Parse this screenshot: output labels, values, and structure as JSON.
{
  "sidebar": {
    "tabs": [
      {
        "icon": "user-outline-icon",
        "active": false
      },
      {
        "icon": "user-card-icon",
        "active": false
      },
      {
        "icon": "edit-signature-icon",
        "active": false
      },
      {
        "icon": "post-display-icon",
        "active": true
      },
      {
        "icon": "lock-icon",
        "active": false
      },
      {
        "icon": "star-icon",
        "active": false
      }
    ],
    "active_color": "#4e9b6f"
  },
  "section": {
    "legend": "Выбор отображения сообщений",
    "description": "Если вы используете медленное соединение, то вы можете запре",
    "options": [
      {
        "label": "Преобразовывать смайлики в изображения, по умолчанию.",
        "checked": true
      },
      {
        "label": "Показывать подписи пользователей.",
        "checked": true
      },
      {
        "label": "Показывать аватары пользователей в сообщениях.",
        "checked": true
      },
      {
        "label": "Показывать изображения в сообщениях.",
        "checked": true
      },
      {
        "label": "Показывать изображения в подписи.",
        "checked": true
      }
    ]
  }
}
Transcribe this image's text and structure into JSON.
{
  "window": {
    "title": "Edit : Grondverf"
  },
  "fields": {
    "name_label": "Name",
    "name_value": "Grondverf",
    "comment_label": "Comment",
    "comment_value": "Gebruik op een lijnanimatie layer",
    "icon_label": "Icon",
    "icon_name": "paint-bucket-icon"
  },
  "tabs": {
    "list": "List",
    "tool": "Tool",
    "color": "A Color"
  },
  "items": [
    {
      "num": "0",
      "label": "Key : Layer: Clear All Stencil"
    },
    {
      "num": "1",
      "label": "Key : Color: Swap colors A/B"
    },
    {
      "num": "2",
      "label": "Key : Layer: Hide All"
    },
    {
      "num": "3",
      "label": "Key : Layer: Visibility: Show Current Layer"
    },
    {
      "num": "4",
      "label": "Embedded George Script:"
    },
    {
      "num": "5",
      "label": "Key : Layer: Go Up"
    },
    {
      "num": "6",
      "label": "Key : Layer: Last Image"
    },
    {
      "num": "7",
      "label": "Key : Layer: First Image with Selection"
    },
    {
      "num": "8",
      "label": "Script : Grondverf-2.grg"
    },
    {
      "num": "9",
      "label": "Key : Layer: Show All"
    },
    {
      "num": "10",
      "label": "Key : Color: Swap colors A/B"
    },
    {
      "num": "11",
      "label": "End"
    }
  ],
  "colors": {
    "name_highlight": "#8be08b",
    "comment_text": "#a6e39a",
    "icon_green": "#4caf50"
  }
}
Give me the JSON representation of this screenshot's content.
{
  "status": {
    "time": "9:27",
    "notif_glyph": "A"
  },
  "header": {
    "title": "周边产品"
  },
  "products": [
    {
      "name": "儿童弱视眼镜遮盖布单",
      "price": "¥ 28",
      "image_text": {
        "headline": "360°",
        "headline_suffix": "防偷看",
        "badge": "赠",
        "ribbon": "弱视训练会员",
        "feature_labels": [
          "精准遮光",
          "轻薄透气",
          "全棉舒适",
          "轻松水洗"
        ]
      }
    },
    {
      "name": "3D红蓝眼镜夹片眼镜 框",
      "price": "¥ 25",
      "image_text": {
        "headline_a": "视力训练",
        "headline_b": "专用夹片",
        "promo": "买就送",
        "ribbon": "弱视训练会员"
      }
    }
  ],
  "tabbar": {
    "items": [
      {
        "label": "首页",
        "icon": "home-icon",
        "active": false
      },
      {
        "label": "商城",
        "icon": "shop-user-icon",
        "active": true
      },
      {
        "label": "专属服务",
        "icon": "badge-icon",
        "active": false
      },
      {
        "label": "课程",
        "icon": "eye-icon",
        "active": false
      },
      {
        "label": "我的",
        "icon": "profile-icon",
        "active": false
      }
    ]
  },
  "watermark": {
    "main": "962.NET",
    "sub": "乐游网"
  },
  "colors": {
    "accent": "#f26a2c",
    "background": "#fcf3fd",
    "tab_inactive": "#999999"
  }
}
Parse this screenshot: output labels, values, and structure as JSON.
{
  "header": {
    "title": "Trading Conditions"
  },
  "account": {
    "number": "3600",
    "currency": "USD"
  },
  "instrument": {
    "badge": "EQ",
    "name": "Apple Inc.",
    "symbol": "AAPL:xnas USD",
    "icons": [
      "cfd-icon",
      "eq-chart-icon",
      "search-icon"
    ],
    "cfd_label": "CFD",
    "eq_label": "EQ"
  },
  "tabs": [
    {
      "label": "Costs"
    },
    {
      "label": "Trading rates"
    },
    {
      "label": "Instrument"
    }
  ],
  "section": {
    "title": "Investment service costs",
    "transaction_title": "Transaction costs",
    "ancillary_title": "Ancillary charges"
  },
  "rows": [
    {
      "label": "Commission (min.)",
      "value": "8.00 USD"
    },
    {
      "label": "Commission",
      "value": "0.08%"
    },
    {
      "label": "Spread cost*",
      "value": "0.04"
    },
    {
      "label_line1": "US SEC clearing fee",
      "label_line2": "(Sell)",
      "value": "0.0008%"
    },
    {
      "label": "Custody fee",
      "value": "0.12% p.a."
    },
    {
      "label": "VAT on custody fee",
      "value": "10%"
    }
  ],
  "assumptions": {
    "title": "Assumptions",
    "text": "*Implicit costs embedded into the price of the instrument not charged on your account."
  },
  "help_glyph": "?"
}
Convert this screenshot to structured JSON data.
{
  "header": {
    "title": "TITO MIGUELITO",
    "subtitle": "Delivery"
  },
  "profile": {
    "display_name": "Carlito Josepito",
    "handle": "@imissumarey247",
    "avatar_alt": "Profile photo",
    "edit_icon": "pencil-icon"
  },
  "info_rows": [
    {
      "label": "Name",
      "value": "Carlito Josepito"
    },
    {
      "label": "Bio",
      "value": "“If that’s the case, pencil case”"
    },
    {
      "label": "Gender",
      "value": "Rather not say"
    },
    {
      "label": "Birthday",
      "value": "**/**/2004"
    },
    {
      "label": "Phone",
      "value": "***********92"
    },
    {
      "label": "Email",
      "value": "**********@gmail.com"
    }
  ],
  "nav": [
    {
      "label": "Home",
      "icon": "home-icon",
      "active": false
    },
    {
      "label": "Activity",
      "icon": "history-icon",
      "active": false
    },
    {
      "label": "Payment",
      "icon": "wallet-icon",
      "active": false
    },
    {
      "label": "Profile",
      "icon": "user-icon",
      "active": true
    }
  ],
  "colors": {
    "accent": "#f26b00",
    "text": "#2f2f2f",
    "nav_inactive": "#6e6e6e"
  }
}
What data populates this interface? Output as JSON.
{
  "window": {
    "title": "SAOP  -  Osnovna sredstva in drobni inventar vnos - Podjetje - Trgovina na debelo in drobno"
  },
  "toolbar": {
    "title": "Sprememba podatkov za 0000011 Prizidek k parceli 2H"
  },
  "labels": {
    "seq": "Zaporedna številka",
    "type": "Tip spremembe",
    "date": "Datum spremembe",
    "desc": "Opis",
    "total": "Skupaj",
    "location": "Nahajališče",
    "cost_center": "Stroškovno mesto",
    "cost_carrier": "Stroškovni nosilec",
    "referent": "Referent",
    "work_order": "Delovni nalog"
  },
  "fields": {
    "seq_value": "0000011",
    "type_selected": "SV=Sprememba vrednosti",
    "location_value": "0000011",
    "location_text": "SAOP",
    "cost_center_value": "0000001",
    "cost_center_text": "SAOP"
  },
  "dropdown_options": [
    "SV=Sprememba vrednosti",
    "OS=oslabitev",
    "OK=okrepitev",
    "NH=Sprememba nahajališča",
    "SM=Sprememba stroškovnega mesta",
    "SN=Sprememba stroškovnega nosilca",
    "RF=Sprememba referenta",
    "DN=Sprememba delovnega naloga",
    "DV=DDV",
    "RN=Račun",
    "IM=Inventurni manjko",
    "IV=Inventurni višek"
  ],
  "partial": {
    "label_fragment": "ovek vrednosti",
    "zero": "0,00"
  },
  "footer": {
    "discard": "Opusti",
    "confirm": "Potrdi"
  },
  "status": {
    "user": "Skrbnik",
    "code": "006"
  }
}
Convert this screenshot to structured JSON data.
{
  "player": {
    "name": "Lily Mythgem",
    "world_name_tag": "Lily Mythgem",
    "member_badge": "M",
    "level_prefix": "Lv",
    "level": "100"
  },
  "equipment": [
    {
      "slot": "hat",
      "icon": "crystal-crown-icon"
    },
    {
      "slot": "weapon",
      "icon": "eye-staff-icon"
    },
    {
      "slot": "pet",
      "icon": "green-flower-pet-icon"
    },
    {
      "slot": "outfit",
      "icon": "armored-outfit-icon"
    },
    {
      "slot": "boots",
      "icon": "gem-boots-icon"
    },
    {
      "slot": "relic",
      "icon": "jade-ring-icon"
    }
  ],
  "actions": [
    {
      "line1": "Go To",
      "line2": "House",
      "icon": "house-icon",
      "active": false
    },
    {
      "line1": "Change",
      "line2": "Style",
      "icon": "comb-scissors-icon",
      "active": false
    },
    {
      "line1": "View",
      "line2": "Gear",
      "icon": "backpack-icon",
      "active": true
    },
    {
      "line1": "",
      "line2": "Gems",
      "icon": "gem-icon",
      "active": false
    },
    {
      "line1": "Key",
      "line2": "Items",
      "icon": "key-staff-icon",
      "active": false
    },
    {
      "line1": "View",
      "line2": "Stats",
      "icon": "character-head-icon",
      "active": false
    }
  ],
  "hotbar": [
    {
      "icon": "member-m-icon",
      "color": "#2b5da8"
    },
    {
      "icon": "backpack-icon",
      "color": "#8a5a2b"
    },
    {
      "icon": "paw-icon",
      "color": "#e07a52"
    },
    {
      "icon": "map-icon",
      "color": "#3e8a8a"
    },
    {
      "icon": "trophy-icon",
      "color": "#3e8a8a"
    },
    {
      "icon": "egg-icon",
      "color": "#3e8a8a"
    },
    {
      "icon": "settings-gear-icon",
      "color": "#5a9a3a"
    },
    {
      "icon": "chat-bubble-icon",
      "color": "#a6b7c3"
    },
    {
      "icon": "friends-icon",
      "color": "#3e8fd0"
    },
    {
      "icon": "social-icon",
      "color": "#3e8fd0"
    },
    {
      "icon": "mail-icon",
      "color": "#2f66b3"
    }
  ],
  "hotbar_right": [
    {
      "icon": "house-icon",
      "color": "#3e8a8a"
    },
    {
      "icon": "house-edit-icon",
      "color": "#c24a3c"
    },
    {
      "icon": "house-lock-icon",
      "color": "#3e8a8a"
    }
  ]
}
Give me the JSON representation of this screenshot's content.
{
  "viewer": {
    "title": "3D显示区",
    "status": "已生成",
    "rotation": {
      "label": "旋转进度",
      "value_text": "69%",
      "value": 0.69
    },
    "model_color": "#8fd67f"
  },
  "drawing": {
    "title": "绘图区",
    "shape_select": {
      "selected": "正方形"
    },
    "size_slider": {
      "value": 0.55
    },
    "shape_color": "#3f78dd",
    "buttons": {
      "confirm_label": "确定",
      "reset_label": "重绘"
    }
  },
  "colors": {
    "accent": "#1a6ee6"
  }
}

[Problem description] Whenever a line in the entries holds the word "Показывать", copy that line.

[Solution to this exercise]
        "label": "Показывать подписи пользователей.",
        "label": "Показывать аватары пользователей в сообщениях.",
        "label": "Показывать изображения в сообщениях.",
        "label": "Показывать изображения в подписи.",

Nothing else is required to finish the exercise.